to the Heights, at daylight, and storm it, literally, unless the
prisoner were quietly surrendered to us.
Her father shall see her, I vowed, and vowed again, if that devil
be killed on his own doorstones in trying to prevent it!
Happily, I was spared the journey, and the trouble. I had gone
downstairs at three o’clock to fetch a jug of water, and was passing
through the hall with it in my hand, when a sharp knock at the
front door made me jump.
“Oh! it is Green,” I said, recollecting myself, “only Green,” and I
went on, intending to send somebody else to open it; but the knock
was repeated, not loud, and still importunately. I put the jug on
the banister, and hastened to admit him myself.
The harvest moon shone clear outside. It was not the attorney.
My own sweet little mistress sprung on my neck, sobbing:
“Ellen! Ellen! Is Papa alive?”
“Yes!” I cried, “yes, my angel, he is. God be thanked, you are
safe with us again!”

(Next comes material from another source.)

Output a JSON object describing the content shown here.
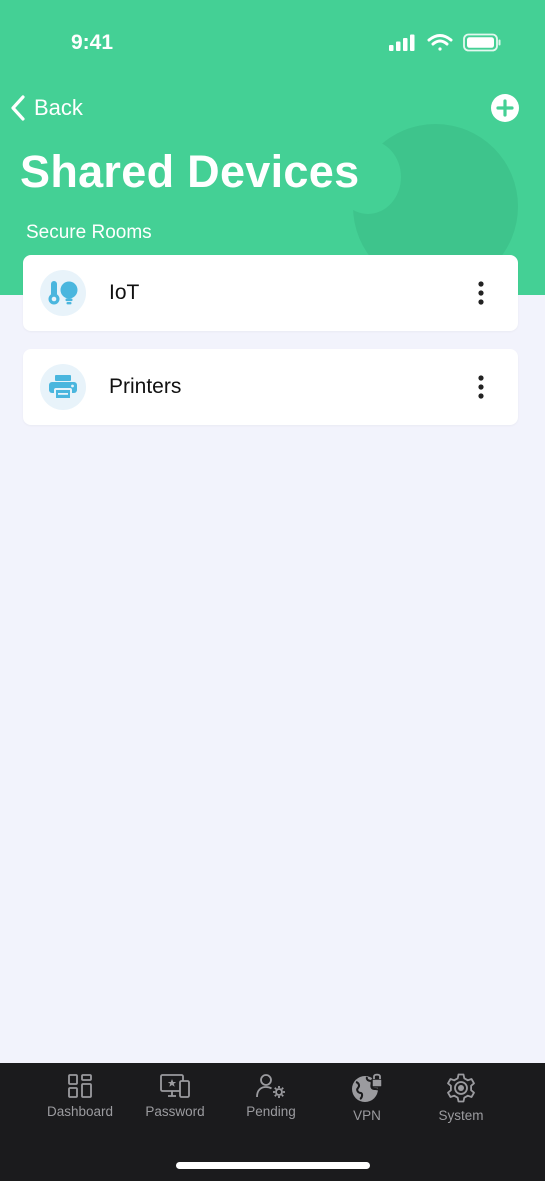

She wanted to run, breathless as she was, upstairs to Mr.
Linton’s room; but I compelled her to sit down on a chair, and
made her drink, and washed her pale face, chafing it into a faint
colour with my apron. Then I said I must go first, and tell of her
arrival; imploring her to say, she should be happy with young
Heathcliff. She stared, but soon comprehending why I counselled
her to utter the falsehood, she assured me she would not
I couldn’t abide to be present at their meeting. I stood outside
the chamber door a quarter of an hour, and hardly ventured near